This bench is overkill for most home gym owners. It’s also the bench that has pushed all other options out of my garage. It’s stupid expensive, but you simply can’t get a better bench at any price from any mfr.

If that’s a little much for you, step to the Rep AB-5200 2.0 and don’t look back. You can see my full review of the BlackWing here and the AB-5200 2.0 here.

blackwing bench side view


If you take nothing else from this article, please take this one important point…

Your bench, along with your barbell, is one of the two most important pieces of gear you will buy. These two items are the ones that you absolutely don’t want to go cheap on. You’ll be sorry you did in both cases. Please do the right thing and buy nice the first time. You’ll be happy you did!

Whether that’s one of the Rep benches listed above, an overpriced Rogue bench, a built-like tank Elite FTS model, or something else you’ve found that meets the criteria of a great bench, I hope you get one you love.

Having a bench you love to use, is safe, reliable, solid, and comfortable will help you enjoy every training session just that much more.
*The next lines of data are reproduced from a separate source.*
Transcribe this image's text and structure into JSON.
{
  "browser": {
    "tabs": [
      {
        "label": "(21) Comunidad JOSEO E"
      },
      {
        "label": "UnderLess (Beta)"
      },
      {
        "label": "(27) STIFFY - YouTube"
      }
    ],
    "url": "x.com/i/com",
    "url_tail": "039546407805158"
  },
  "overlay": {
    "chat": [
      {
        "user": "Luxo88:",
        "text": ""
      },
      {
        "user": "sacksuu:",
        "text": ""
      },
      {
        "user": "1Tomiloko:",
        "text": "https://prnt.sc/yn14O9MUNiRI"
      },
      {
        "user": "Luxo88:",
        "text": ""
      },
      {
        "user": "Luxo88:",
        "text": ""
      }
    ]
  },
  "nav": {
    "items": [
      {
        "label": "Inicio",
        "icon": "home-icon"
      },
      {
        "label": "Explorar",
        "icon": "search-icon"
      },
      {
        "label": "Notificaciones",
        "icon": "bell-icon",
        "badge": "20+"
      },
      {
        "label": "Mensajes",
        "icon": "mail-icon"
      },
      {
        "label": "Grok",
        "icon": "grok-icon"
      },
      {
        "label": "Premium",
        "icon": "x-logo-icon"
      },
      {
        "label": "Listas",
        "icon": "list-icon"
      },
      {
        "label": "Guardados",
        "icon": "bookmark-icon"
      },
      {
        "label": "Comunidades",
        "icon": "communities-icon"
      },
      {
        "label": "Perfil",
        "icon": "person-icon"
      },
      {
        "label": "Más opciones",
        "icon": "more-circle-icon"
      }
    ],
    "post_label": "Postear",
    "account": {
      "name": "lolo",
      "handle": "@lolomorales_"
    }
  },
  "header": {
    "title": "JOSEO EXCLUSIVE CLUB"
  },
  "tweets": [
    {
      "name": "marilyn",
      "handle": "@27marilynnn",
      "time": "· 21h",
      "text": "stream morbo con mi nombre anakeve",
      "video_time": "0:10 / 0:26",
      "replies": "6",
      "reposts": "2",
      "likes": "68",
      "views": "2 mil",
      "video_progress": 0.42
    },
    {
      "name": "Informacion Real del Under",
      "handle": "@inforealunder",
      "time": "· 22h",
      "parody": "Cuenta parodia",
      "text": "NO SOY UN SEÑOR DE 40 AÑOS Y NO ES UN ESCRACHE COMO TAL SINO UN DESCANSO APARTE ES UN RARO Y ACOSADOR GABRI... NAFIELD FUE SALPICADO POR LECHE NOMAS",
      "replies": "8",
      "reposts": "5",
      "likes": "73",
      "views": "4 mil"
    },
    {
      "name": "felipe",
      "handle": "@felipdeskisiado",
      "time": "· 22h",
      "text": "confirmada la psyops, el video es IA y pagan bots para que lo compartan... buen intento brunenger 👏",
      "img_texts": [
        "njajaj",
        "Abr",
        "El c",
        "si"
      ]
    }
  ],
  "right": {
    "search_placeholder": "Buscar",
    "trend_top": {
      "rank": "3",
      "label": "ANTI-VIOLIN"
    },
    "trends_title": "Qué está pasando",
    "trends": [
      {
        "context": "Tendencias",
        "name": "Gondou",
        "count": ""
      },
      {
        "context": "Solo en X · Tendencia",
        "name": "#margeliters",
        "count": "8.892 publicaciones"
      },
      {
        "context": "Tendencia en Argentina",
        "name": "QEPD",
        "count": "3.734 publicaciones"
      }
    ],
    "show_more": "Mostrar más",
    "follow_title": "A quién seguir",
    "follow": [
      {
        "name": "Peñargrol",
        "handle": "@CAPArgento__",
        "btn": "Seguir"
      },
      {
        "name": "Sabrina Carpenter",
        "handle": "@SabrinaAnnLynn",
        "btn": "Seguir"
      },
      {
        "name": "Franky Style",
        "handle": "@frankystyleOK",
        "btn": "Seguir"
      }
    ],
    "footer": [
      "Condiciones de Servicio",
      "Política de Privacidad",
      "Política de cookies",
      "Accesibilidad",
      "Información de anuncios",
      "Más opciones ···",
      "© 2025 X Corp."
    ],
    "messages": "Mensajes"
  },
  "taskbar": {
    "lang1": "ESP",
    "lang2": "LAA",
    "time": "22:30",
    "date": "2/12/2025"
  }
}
Good luck and happy training!

Photo of author


Tim Steward has been training at home since he got his first weight set from Sears in junior high. Over 30 years later, Tim has helped thousands of people build home and garage gyms that they love and use regularly. He also holds CPT and Nutritionist certifications with the ISSA and is an NCCPT nationally accredited trainer. When Tim is not training or writing about home gyms, you can find him at the dog park with his two Australian cattle dogs, Anny and Beans.